The Howard Eaton Trail route in Yellowstone
National Park
The trail followed the valley of the Yellowstone River so wasn't particularly difficult, but it did pass through known habitats of grizzly bears and bison.  While I don't go looking for trouble, I'm willing to take calculated risks if I deem the rewards worthwhile, and am fatalistic about the outcome if the worst happens.  We had seen bison roaming in our campsites, and though of intimidating size and appearance, they didn't seem to be particularly aggressive.  We had also seen a grizzly from the road, and they are of even more intimidating size and appearance.  We were caught in a "bear jam" at the time and it was amusing to watch all of the mothers suddenly hustling their children back into their cars when the grizzly we had all got out to observe and photograph turned in our direction.

A bison in Yellowstone National Park
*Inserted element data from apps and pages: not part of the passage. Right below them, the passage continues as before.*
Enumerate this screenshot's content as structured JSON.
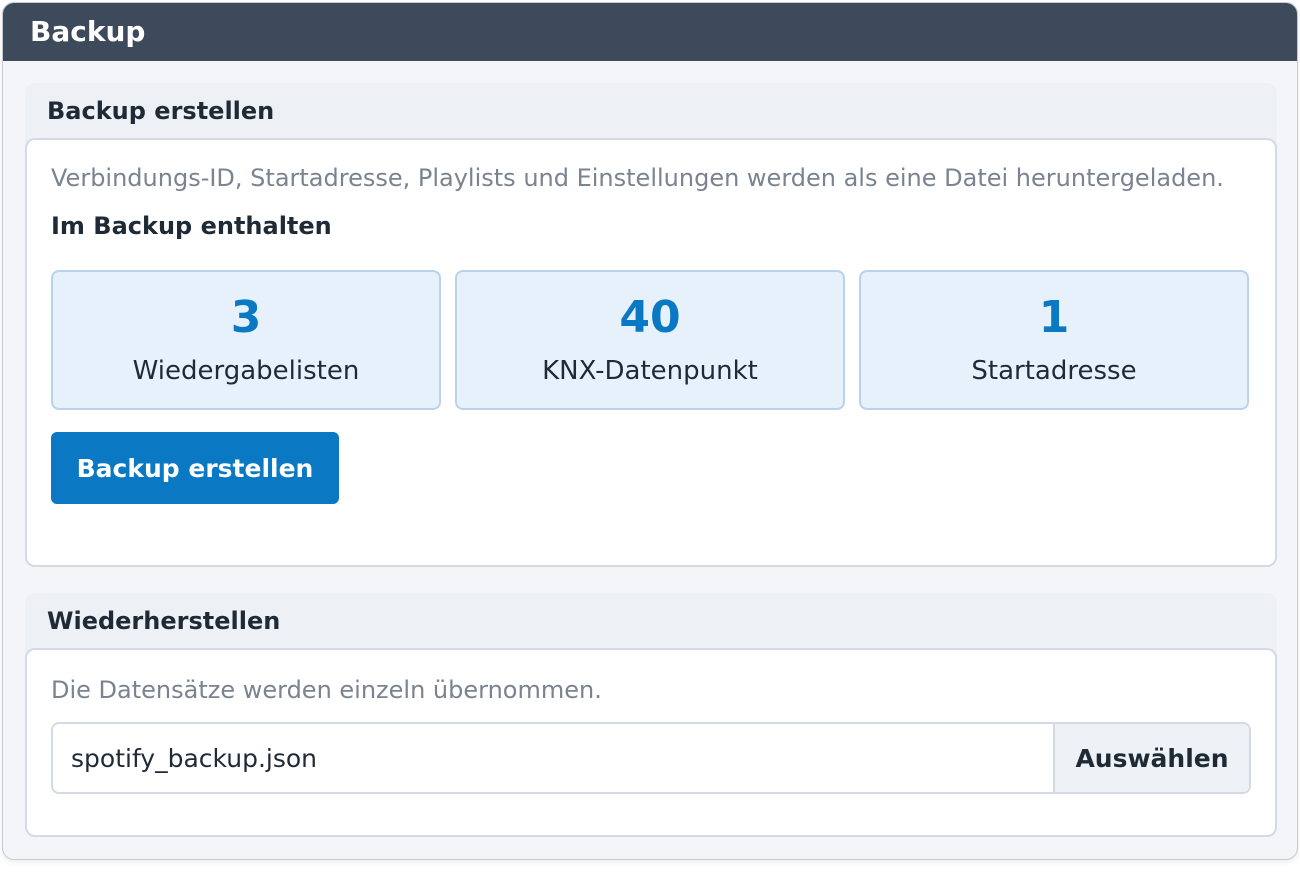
{
  "window": {
    "title": "Backup"
  },
  "create": {
    "header": "Backup erstellen",
    "description": "Verbindungs-ID, Startadresse, Playlists und Einstellungen werden als eine Datei heruntergeladen.",
    "included_title": "Im Backup enthalten",
    "stats": [
      {
        "value": "3",
        "label": "Wiedergabelisten"
      },
      {
        "value": "40",
        "label": "KNX-Datenpunkt"
      },
      {
        "value": "1",
        "label": "Startadresse"
      }
    ],
    "button_label": "Backup erstellen"
  },
  "restore": {
    "header": "Wiederherstellen",
    "description": "Die Datensätze werden einzeln übernommen.",
    "file_value": "spotify_backup.json",
    "choose_label": "Auswählen"
  },
  "colors": {
    "titlebar": "#3d4a5b",
    "accent": "#0a78c2",
    "stat_bg": "#e6f1fb"
  }
}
The early kilometres of our run to the trailhead from the campground and along the trail were easy going and we ran at a good pace.  As we got further into the run, our trail crossed a pasture where we could see a herd of bison grazing.  The nearer we got, the more they began to pay attention to us, until they were all quietly watching our approach.  One, in particular, had our attention as it was standing right on the trail.  Our distance closed to less than 100 metres and still the bison did not move.  I was in the lead and telling Andrew I was sure that the bison was playing a game of bluff and would get off the trail (the only alternative seemed to be retracing our steps, and I wasn't keen to do that).  With less than 50 metres between us, the bison put his head down and started snorting and pawing the ground with his right foot, and I started to doubt the wisdom of trying to call his bluff.  I kept running and the distance closed to 25 metres.  Suddenly the bison snorted, lifted his head, and bolted away from the trail.  I think our collective exhaled breaths were nearly as loud as the bison's snort and we continued on powered by adrenalin.
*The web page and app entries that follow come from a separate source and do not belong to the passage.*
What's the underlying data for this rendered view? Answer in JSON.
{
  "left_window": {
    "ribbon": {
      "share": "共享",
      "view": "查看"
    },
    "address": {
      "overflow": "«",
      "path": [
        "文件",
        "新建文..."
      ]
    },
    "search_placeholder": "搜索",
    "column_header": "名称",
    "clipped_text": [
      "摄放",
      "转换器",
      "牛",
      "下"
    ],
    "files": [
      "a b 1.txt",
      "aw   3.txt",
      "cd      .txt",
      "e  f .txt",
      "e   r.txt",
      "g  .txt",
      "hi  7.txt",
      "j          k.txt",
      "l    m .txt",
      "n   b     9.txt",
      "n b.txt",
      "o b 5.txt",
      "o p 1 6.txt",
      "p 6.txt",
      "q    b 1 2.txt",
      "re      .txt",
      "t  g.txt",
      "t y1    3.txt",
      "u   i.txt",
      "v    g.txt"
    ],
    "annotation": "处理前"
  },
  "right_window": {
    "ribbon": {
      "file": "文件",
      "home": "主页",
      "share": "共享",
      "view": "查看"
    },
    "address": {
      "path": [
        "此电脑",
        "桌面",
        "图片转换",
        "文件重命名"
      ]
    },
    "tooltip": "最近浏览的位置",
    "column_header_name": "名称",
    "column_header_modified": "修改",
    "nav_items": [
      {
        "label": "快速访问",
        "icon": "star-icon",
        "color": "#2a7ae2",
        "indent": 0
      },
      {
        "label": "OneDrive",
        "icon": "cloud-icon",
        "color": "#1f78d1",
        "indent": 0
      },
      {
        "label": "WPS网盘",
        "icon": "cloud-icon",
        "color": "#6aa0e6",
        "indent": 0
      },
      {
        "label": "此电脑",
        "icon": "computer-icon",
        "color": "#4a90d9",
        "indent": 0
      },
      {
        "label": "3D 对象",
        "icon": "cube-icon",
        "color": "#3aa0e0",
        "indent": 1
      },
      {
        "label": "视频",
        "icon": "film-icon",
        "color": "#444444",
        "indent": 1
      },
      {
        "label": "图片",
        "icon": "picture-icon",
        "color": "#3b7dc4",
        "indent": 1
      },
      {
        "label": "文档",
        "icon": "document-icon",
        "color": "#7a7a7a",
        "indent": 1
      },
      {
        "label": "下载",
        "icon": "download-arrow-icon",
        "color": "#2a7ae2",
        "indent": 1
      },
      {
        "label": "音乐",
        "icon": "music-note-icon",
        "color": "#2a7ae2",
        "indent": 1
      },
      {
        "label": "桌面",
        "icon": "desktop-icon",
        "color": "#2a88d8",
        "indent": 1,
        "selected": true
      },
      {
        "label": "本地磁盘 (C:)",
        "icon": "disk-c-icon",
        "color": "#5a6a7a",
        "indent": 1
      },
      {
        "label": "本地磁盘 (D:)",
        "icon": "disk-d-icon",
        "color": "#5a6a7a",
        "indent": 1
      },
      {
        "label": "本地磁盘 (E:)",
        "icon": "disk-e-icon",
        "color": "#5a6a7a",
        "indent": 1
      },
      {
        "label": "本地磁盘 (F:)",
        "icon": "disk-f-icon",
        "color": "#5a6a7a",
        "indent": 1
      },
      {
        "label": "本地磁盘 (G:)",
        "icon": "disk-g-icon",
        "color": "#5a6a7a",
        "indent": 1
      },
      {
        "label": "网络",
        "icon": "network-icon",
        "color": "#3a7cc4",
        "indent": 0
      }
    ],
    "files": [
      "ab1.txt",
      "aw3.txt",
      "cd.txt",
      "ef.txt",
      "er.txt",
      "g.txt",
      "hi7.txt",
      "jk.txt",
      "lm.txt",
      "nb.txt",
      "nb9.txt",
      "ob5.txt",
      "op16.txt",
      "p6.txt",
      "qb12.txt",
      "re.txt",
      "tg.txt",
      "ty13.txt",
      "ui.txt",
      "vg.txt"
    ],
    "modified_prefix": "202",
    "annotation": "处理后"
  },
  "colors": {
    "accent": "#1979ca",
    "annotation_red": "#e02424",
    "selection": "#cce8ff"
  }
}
A grizzly bear in Yellowstone National Park
After about 15 kilometres, as we entered a dense pine forest, Andrew's pace flagged and I waited a number of times for him to catch up.  This caused him some embarrassment and he soon suggested I go on ahead.  I was selfishly frustrated at the pace and accepted his offer, taking off through the forest.  Of course, this was the area where we were most likely to meet a grizzly, and any such meeting was likely to end badly.  After a short while, feeling very alone and with all my senses on high alert, I began to wonder whether we might have been wiser to stick together in case of an ursine encounter, but I was reluctant to stop running and kept going.  About 30 minutes later I emerged from the forest and met our families in the picnic ground as planned.  Another 30 minutes passed, still no Andrew, and I started to feel guilty.  After another 15 minutes, visions of a grizzly munching on Andrew began to take shape in our minds.  The guilt finally got to me and I started jogging back along the trail, but had only gone a short distance before meeting Andrew, still happily all in one piece, but exhausted.  He had barely run at all after I left him and the last 10km had taken well over two hours.
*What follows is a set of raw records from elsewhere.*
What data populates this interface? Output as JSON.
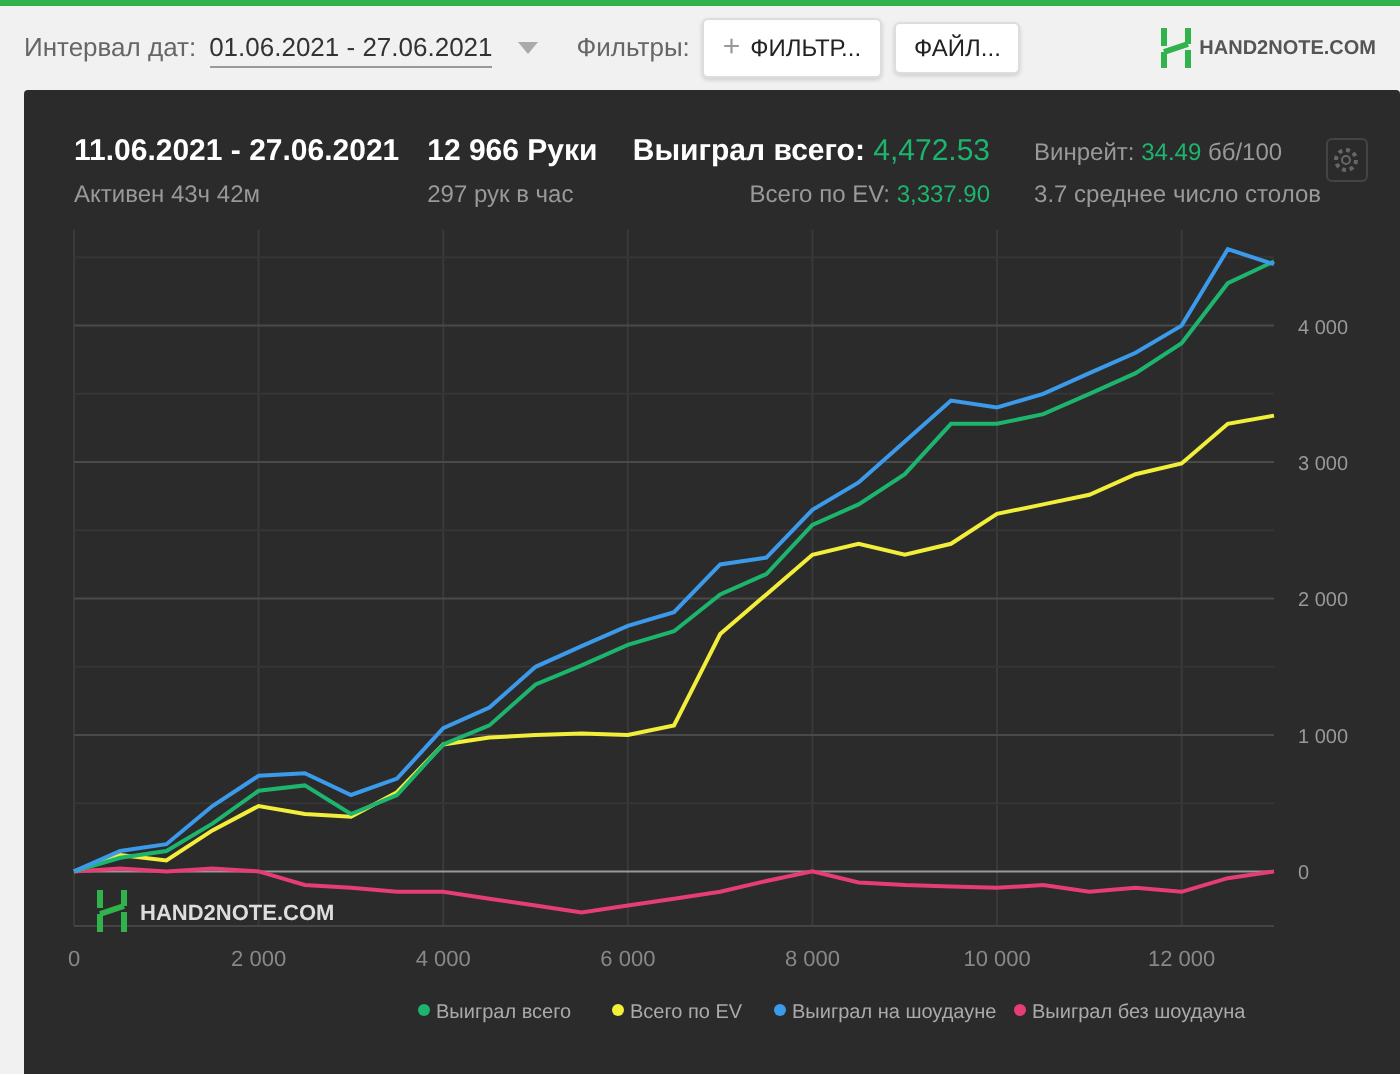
{
  "toolbar": {
    "date_label": "Интервал дат:",
    "date_range": "01.06.2021 - 27.06.2021",
    "filters_label": "Фильтры:",
    "filter_icon": "+",
    "filter_button": "ФИЛЬТР...",
    "file_button": "ФАЙЛ...",
    "logo_text": "HAND2NOTE.COM"
  },
  "summary": [
    {
      "main": "11.06.2021 - 27.06.2021",
      "sub": "Активен 43ч 42м"
    },
    {
      "main": "12 966 Руки",
      "sub": "297 рук в час"
    },
    {
      "main_label": "Выиграл всего:",
      "main_value": "4,472.53",
      "sub_label": "Всего по EV:",
      "sub_value": "3,337.90"
    },
    {
      "label": "Винрейт:",
      "value": "34.49",
      "unit": "бб/100",
      "sub": "3.7 среднее число столов"
    }
  ],
  "chart_watermark": "HAND2NOTE.COM",
  "chart_data": {
    "type": "line",
    "x": [
      0,
      500,
      1000,
      1500,
      2000,
      2500,
      3000,
      3500,
      4000,
      4500,
      5000,
      5500,
      6000,
      6500,
      7000,
      7500,
      8000,
      8500,
      9000,
      9500,
      10000,
      10500,
      11000,
      11500,
      12000,
      12500,
      13000
    ],
    "xlim": [
      0,
      13000
    ],
    "ylim": [
      -400,
      4700
    ],
    "grid": true,
    "legend": "bottom",
    "xticks": [
      {
        "value": 0,
        "label": "0"
      },
      {
        "value": 2000,
        "label": "2 000"
      },
      {
        "value": 4000,
        "label": "4 000"
      },
      {
        "value": 6000,
        "label": "6 000"
      },
      {
        "value": 8000,
        "label": "8 000"
      },
      {
        "value": 10000,
        "label": "10 000"
      },
      {
        "value": 12000,
        "label": "12 000"
      }
    ],
    "yticks": [
      {
        "value": 0,
        "label": "0"
      },
      {
        "value": 1000,
        "label": "1 000"
      },
      {
        "value": 2000,
        "label": "2 000"
      },
      {
        "value": 3000,
        "label": "3 000"
      },
      {
        "value": 4000,
        "label": "4 000"
      }
    ],
    "series": [
      {
        "name": "Выиграл всего",
        "color": "#1db56e",
        "values": [
          0,
          100,
          150,
          350,
          590,
          630,
          420,
          560,
          930,
          1070,
          1370,
          1510,
          1660,
          1760,
          2030,
          2180,
          2540,
          2690,
          2910,
          3280,
          3280,
          3350,
          3500,
          3650,
          3870,
          4310,
          4470
        ]
      },
      {
        "name": "Всего по EV",
        "color": "#f2ee3a",
        "values": [
          0,
          120,
          80,
          300,
          480,
          420,
          400,
          580,
          930,
          980,
          1000,
          1010,
          1000,
          1070,
          1740,
          2030,
          2320,
          2400,
          2320,
          2400,
          2620,
          2690,
          2760,
          2910,
          2990,
          3280,
          3340
        ]
      },
      {
        "name": "Выиграл на шоудауне",
        "color": "#3b9bea",
        "values": [
          0,
          150,
          200,
          480,
          700,
          720,
          560,
          680,
          1050,
          1200,
          1500,
          1650,
          1800,
          1900,
          2250,
          2300,
          2650,
          2850,
          3150,
          3450,
          3400,
          3500,
          3650,
          3800,
          4000,
          4560,
          4450
        ]
      },
      {
        "name": "Выиграл без шоудауна",
        "color": "#e63d74",
        "values": [
          0,
          20,
          0,
          20,
          0,
          -100,
          -120,
          -150,
          -150,
          -200,
          -250,
          -300,
          -250,
          -200,
          -150,
          -70,
          0,
          -80,
          -100,
          -110,
          -120,
          -100,
          -150,
          -120,
          -150,
          -50,
          0
        ]
      }
    ]
  }
}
My run today was a flat and slow 7km across the sandbar, through McMasters Beach, and return.  I tried some new shoes, but my right Achilles was still sore and my right knee needed nursing the whole way.  However, I didn't force the pace and tried to enjoy the beautiful warm and sunny morning, telling myself that I was lucky to be running at all.